As well as laying out its new strategy, Fonterra should make clearer how it got into this trouble, says Federated Farmers national vice-president and dairy farmer Andrew Hoggard.
Proudfoot was speaking this morning at Federated Farmers' National Conference Meat and Fibre AGM.
The world was on the cusp of a fourth industrial revolution and this would mean thinking more globally.
Kiwi farmers who could tell their unique story would prevail as the global consumer became more discerning about what they eat and where it came from.
"There is a fusion happening where digital, physical and biotechnological products will redefine how we live and farm," he says.

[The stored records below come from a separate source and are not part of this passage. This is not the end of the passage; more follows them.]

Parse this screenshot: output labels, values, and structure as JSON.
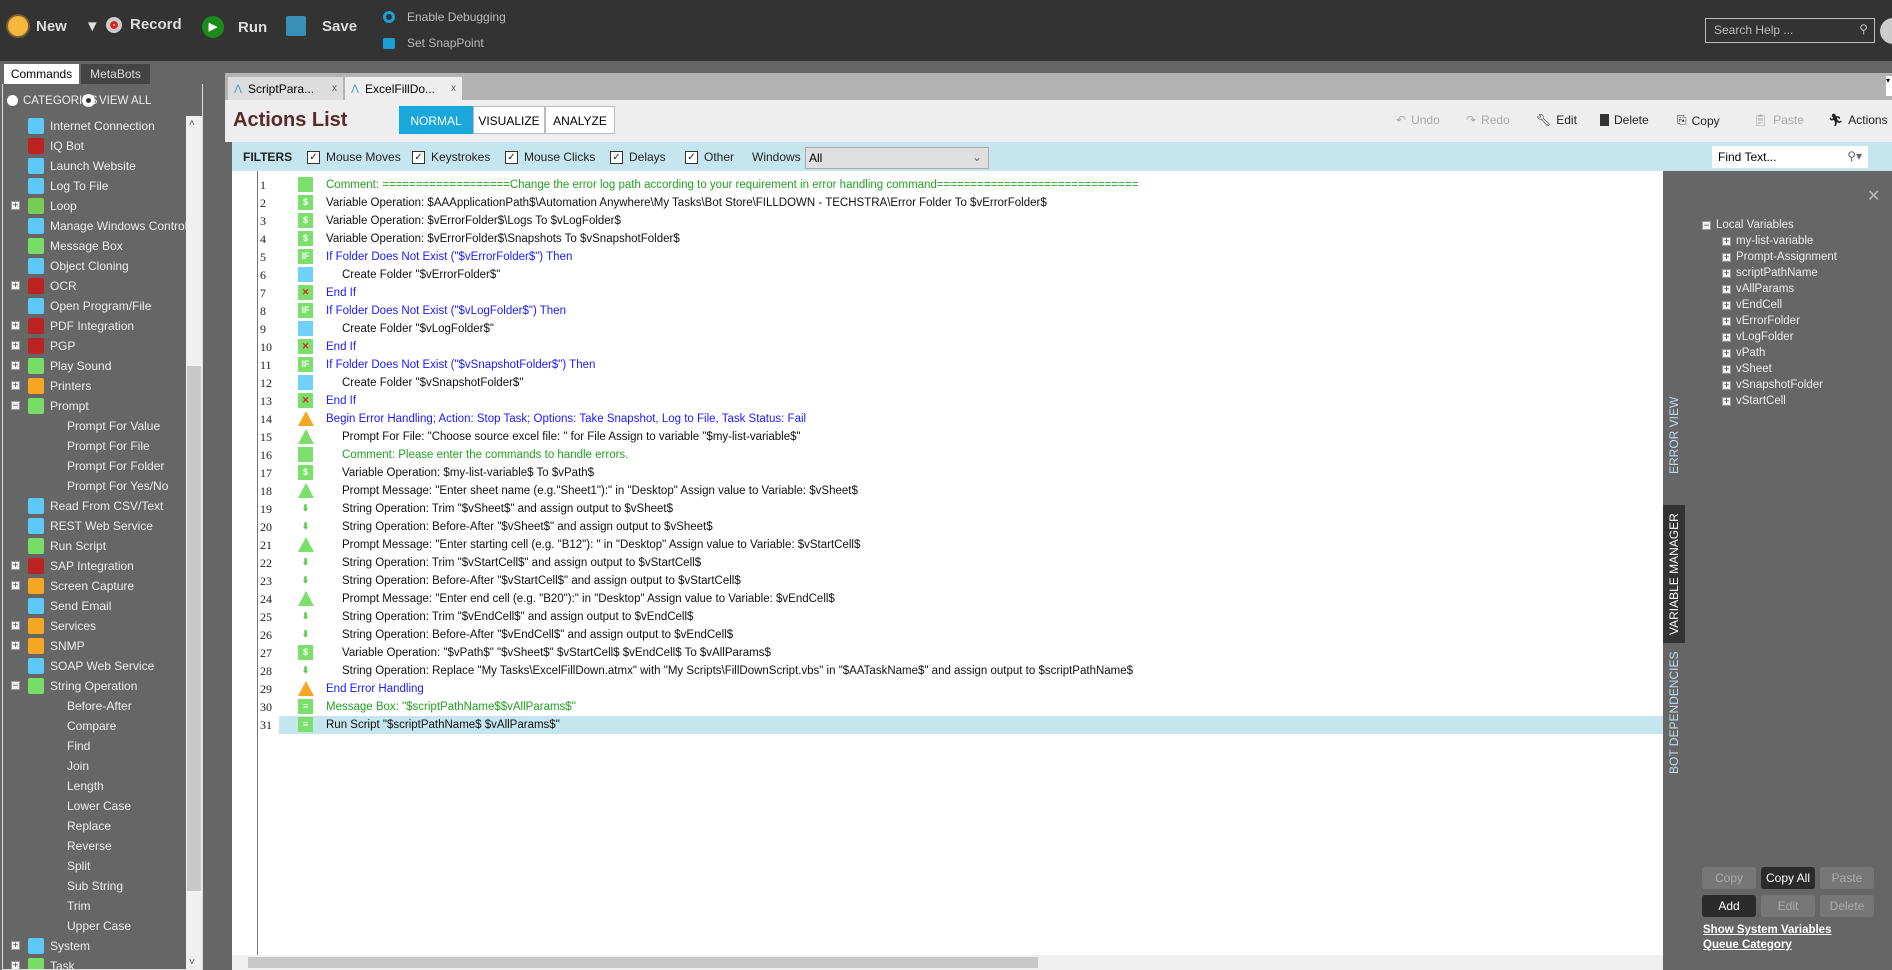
{
  "toolbar": {
    "new": "New",
    "record": "Record",
    "run": "Run",
    "save": "Save",
    "enable_debugging": "Enable Debugging",
    "set_snappoint": "Set SnapPoint",
    "search_placeholder": "Search Help ..."
  },
  "sidebar": {
    "tabs": [
      "Commands",
      "MetaBots"
    ],
    "radio_categories": "CATEGORIES",
    "radio_view_all": "VIEW ALL",
    "items": [
      {
        "label": "Internet Connection",
        "icon": "globe-icon",
        "color": "#5bc8f5",
        "level": 0
      },
      {
        "label": "IQ Bot",
        "icon": "iqbot-icon",
        "color": "#b22",
        "level": 0
      },
      {
        "label": "Launch Website",
        "icon": "browser-icon",
        "color": "#5bc8f5",
        "level": 0
      },
      {
        "label": "Log To File",
        "icon": "edit-icon",
        "color": "#5bc8f5",
        "level": 0
      },
      {
        "label": "Loop",
        "icon": "loop-icon",
        "color": "#7c5",
        "level": 0,
        "exp": "+"
      },
      {
        "label": "Manage Windows Controls",
        "icon": "checklist-icon",
        "color": "#5bc8f5",
        "level": 0
      },
      {
        "label": "Message Box",
        "icon": "message-icon",
        "color": "#7d6",
        "level": 0
      },
      {
        "label": "Object Cloning",
        "icon": "flask-icon",
        "color": "#5bc8f5",
        "level": 0
      },
      {
        "label": "OCR",
        "icon": "ocr-icon",
        "color": "#b22",
        "level": 0,
        "exp": "+"
      },
      {
        "label": "Open Program/File",
        "icon": "folder-icon",
        "color": "#5bc8f5",
        "level": 0
      },
      {
        "label": "PDF Integration",
        "icon": "pdf-icon",
        "color": "#b22",
        "level": 0,
        "exp": "+"
      },
      {
        "label": "PGP",
        "icon": "key-icon",
        "color": "#b22",
        "level": 0,
        "exp": "+"
      },
      {
        "label": "Play Sound",
        "icon": "speaker-icon",
        "color": "#7d6",
        "level": 0,
        "exp": "+"
      },
      {
        "label": "Printers",
        "icon": "printer-icon",
        "color": "#f5a623",
        "level": 0,
        "exp": "+"
      },
      {
        "label": "Prompt",
        "icon": "warning-icon",
        "color": "#7d6",
        "level": 0,
        "exp": "-"
      },
      {
        "label": "Prompt For Value",
        "level": 1
      },
      {
        "label": "Prompt For File",
        "level": 1
      },
      {
        "label": "Prompt For Folder",
        "level": 1
      },
      {
        "label": "Prompt For Yes/No",
        "level": 1
      },
      {
        "label": "Read From CSV/Text",
        "icon": "grid-icon",
        "color": "#5bc8f5",
        "level": 0
      },
      {
        "label": "REST Web Service",
        "icon": "monitor-icon",
        "color": "#5bc8f5",
        "level": 0
      },
      {
        "label": "Run Script",
        "icon": "script-icon",
        "color": "#7d6",
        "level": 0
      },
      {
        "label": "SAP Integration",
        "icon": "sap-icon",
        "color": "#b22",
        "level": 0,
        "exp": "+"
      },
      {
        "label": "Screen Capture",
        "icon": "camera-icon",
        "color": "#f5a623",
        "level": 0,
        "exp": "+"
      },
      {
        "label": "Send Email",
        "icon": "envelope-icon",
        "color": "#5bc8f5",
        "level": 0
      },
      {
        "label": "Services",
        "icon": "hierarchy-icon",
        "color": "#f5a623",
        "level": 0,
        "exp": "+"
      },
      {
        "label": "SNMP",
        "icon": "computer-icon",
        "color": "#f5a623",
        "level": 0,
        "exp": "+"
      },
      {
        "label": "SOAP Web Service",
        "icon": "monitor-icon",
        "color": "#5bc8f5",
        "level": 0
      },
      {
        "label": "String Operation",
        "icon": "string-icon",
        "color": "#7d6",
        "level": 0,
        "exp": "-"
      },
      {
        "label": "Before-After",
        "level": 1
      },
      {
        "label": "Compare",
        "level": 1
      },
      {
        "label": "Find",
        "level": 1
      },
      {
        "label": "Join",
        "level": 1
      },
      {
        "label": "Length",
        "level": 1
      },
      {
        "label": "Lower Case",
        "level": 1
      },
      {
        "label": "Replace",
        "level": 1
      },
      {
        "label": "Reverse",
        "level": 1
      },
      {
        "label": "Split",
        "level": 1
      },
      {
        "label": "Sub String",
        "level": 1
      },
      {
        "label": "Trim",
        "level": 1
      },
      {
        "label": "Upper Case",
        "level": 1
      },
      {
        "label": "System",
        "icon": "computer-icon",
        "color": "#5bc8f5",
        "level": 0,
        "exp": "+"
      },
      {
        "label": "Task",
        "icon": "play-icon",
        "color": "#7d6",
        "level": 0,
        "exp": "+"
      }
    ]
  },
  "file_tabs": [
    {
      "label": "ScriptPara...",
      "active": false
    },
    {
      "label": "ExcelFillDo...",
      "active": true
    }
  ],
  "actions": {
    "title": "Actions List",
    "modes": [
      "NORMAL",
      "VISUALIZE",
      "ANALYZE"
    ],
    "undo": "Undo",
    "redo": "Redo",
    "edit": "Edit",
    "delete": "Delete",
    "copy": "Copy",
    "paste": "Paste",
    "actions": "Actions"
  },
  "filters": {
    "label": "FILTERS",
    "checks": [
      "Mouse Moves",
      "Keystrokes",
      "Mouse Clicks",
      "Delays",
      "Other"
    ],
    "windows_label": "Windows",
    "windows_value": "All",
    "find_placeholder": "Find Text..."
  },
  "colors": {
    "green": "#228b22",
    "blue": "#1a1aff",
    "black": "#111",
    "comment": "#21a121",
    "highlight": "#c5e6ee"
  },
  "lines": [
    {
      "n": "1",
      "icon": "comment",
      "ind": 0,
      "c": "green",
      "t": "Comment: ===================Change the error log path according to your requirement in error handling command=============================="
    },
    {
      "n": "2",
      "icon": "var",
      "ind": 0,
      "c": "black",
      "t": "Variable Operation: $AAApplicationPath$\\Automation Anywhere\\My Tasks\\Bot Store\\FILLDOWN - TECHSTRA\\Error Folder To $vErrorFolder$"
    },
    {
      "n": "3",
      "icon": "var",
      "ind": 0,
      "c": "black",
      "t": "Variable Operation: $vErrorFolder$\\Logs To $vLogFolder$"
    },
    {
      "n": "4",
      "icon": "var",
      "ind": 0,
      "c": "black",
      "t": "Variable Operation: $vErrorFolder$\\Snapshots To $vSnapshotFolder$"
    },
    {
      "n": "5",
      "icon": "if",
      "ind": 0,
      "c": "blue",
      "t": "If Folder Does Not Exist (\"$vErrorFolder$\")  Then"
    },
    {
      "n": "6",
      "icon": "folder",
      "ind": 1,
      "c": "black",
      "t": "Create Folder \"$vErrorFolder$\""
    },
    {
      "n": "7",
      "icon": "endif",
      "ind": 0,
      "c": "blue",
      "t": "End If"
    },
    {
      "n": "8",
      "icon": "if",
      "ind": 0,
      "c": "blue",
      "t": "If Folder Does Not Exist (\"$vLogFolder$\")  Then"
    },
    {
      "n": "9",
      "icon": "folder",
      "ind": 1,
      "c": "black",
      "t": "Create Folder \"$vLogFolder$\""
    },
    {
      "n": "10",
      "icon": "endif",
      "ind": 0,
      "c": "blue",
      "t": "End If"
    },
    {
      "n": "11",
      "icon": "if",
      "ind": 0,
      "c": "blue",
      "t": "If Folder Does Not Exist (\"$vSnapshotFolder$\")  Then"
    },
    {
      "n": "12",
      "icon": "folder",
      "ind": 1,
      "c": "black",
      "t": "Create Folder \"$vSnapshotFolder$\""
    },
    {
      "n": "13",
      "icon": "endif",
      "ind": 0,
      "c": "blue",
      "t": "End If"
    },
    {
      "n": "14",
      "icon": "error",
      "ind": 0,
      "c": "blue",
      "t": "Begin Error Handling; Action: Stop Task; Options: Take Snapshot, Log to File,  Task Status: Fail"
    },
    {
      "n": "15",
      "icon": "prompt",
      "ind": 1,
      "c": "black",
      "t": "Prompt For File: \"Choose source excel file: \" for File Assign to variable \"$my-list-variable$\""
    },
    {
      "n": "16",
      "icon": "comment",
      "ind": 1,
      "c": "green",
      "t": "Comment: Please enter the commands to handle errors."
    },
    {
      "n": "17",
      "icon": "var",
      "ind": 1,
      "c": "black",
      "t": "Variable Operation: $my-list-variable$ To $vPath$"
    },
    {
      "n": "18",
      "icon": "prompt",
      "ind": 1,
      "c": "black",
      "t": "Prompt Message: \"Enter sheet name (e.g.\"Sheet1\"):\" in \"Desktop\" Assign value to Variable: $vSheet$"
    },
    {
      "n": "19",
      "icon": "string",
      "ind": 1,
      "c": "black",
      "t": "String Operation: Trim \"$vSheet$\" and assign output to $vSheet$"
    },
    {
      "n": "20",
      "icon": "string",
      "ind": 1,
      "c": "black",
      "t": "String Operation: Before-After \"$vSheet$\" and assign output to $vSheet$"
    },
    {
      "n": "21",
      "icon": "prompt",
      "ind": 1,
      "c": "black",
      "t": "Prompt Message: \"Enter starting cell (e.g. \"B12\"): \" in \"Desktop\" Assign value to Variable: $vStartCell$"
    },
    {
      "n": "22",
      "icon": "string",
      "ind": 1,
      "c": "black",
      "t": "String Operation: Trim \"$vStartCell$\" and assign output to $vStartCell$"
    },
    {
      "n": "23",
      "icon": "string",
      "ind": 1,
      "c": "black",
      "t": "String Operation: Before-After \"$vStartCell$\" and assign output to $vStartCell$"
    },
    {
      "n": "24",
      "icon": "prompt",
      "ind": 1,
      "c": "black",
      "t": "Prompt Message: \"Enter end cell (e.g. \"B20\"):\" in \"Desktop\" Assign value to Variable: $vEndCell$"
    },
    {
      "n": "25",
      "icon": "string",
      "ind": 1,
      "c": "black",
      "t": "String Operation: Trim \"$vEndCell$\" and assign output to $vEndCell$"
    },
    {
      "n": "26",
      "icon": "string",
      "ind": 1,
      "c": "black",
      "t": "String Operation: Before-After \"$vEndCell$\" and assign output to $vEndCell$"
    },
    {
      "n": "27",
      "icon": "var",
      "ind": 1,
      "c": "black",
      "t": "Variable Operation: \"$vPath$\" \"$vSheet$\" $vStartCell$ $vEndCell$ To $vAllParams$"
    },
    {
      "n": "28",
      "icon": "string",
      "ind": 1,
      "c": "black",
      "t": "String Operation: Replace \"My Tasks\\ExcelFillDown.atmx\" with \"My Scripts\\FillDownScript.vbs\" in \"$AATaskName$\" and assign output to $scriptPathName$"
    },
    {
      "n": "29",
      "icon": "error",
      "ind": 0,
      "c": "blue",
      "t": "End Error Handling"
    },
    {
      "n": "30",
      "icon": "msgbox",
      "ind": 0,
      "c": "green",
      "t": "Message Box: \"$scriptPathName$$vAllParams$\""
    },
    {
      "n": "31",
      "icon": "script",
      "ind": 0,
      "c": "black",
      "t": "Run Script \"$scriptPathName$ $vAllParams$\"",
      "selected": true
    }
  ],
  "right_panel": {
    "vtabs": [
      "ERROR VIEW",
      "VARIABLE MANAGER",
      "BOT DEPENDENCIES"
    ],
    "active_vtab": "VARIABLE MANAGER",
    "root": "Local Variables",
    "variables": [
      "my-list-variable",
      "Prompt-Assignment",
      "scriptPathName",
      "vAllParams",
      "vEndCell",
      "vErrorFolder",
      "vLogFolder",
      "vPath",
      "vSheet",
      "vSnapshotFolder",
      "vStartCell"
    ],
    "buttons_row1": [
      "Copy",
      "Copy All",
      "Paste"
    ],
    "buttons_row2": [
      "Add",
      "Edit",
      "Delete"
    ],
    "link_system": "Show System Variables",
    "link_queue": "Queue Category"
  }
}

Still, the primary sector was up to meeting these challenges as changing market forces and conditions was something it was familiar with.
Being a developed country that relied heavily on agriculture, New Zealand's primary produce had to be better than anywhere else and the meat sector had to be prepared to invest in its future.
Better red meat industry collaboration would present opportunities but also the likelihood of some unavoidable lessons.
"We have to be prepared to share the risks of upsides and downsides. Too often we are quick to punish those that fail."
"Farmers need to get closer to the consumer and understand their lifestyles and aspirations," he says.
ANZ rural economist Con Williams says the technology is available but farmers needed a cultural shift in behaviour. With the global food chain increasingly going online farmers had greater access to understand their consumers and what they were willing to pay for and why.
John Loughlin from the Meat Industry Association (MIA) who opened the panel discussion says New Zealand meat farmers should stick to their principles of acting smart, being innovative and working hard to succeed.
"It's about targeting the affluent consumer and using the modern technological advances to our benefit."
The recent Brexit referendum in the United Kingdom would change market access with new players coming on the scene which would intensify competition.
This was also an example of how international market disruption can at any time influence our markets, he says.
Federated Farmers Meat & Fibre Chair, Rick Powdrell summed up the session: "Farmers need to accept change is inevitable and the speed is rapid. We need to use all the available tools to adapt to the future environment," he says.